Exercise directions:
All entries are to be copied exactly, with pictures removed.

Data in this exercise:
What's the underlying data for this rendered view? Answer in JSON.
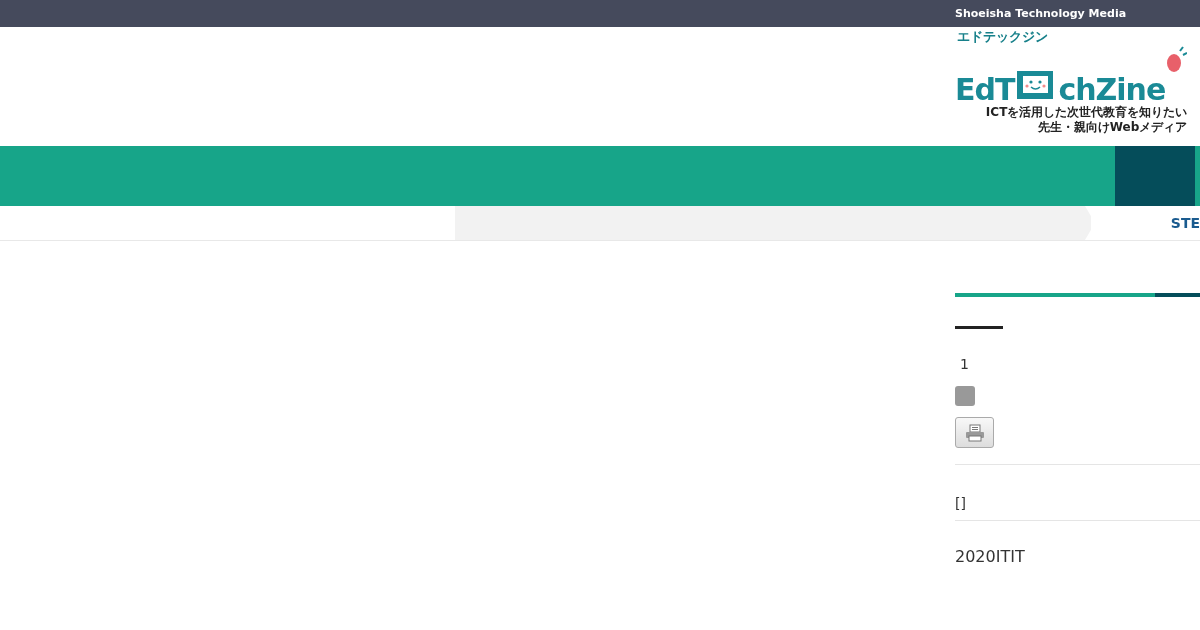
{
  "top_bar": {
    "text": "Shoeisha Technology Media"
  },
  "logo": {
    "kana": "エドテックジン",
    "name_left": "EdT",
    "name_right": "chZine",
    "tagline": [
      "ICTを活用した次世代教育を知りたい",
      "先生・親向けWebメディア"
    ]
  },
  "breadcrumb": {
    "current": "STE"
  },
  "sidebar": {
    "count": "1",
    "brackets": "[]",
    "text": "2020ITIT"
  }
}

Exercise result:
What's the underlying data for this rendered view? Answer in JSON.
{
  "top_bar": {
    "text": "Shoeisha Technology Media"
  },
  "logo": {
    "kana": "エドテックジン",
    "name_left": "EdT",
    "name_right": "chZine",
    "tagline": [
      "ICTを活用した次世代教育を知りたい",
      "先生・親向けWebメディア"
    ]
  },
  "breadcrumb": {
    "current": "STE"
  },
  "sidebar": {
    "count": "1",
    "brackets": "[]",
    "text": "2020ITIT"
  }
}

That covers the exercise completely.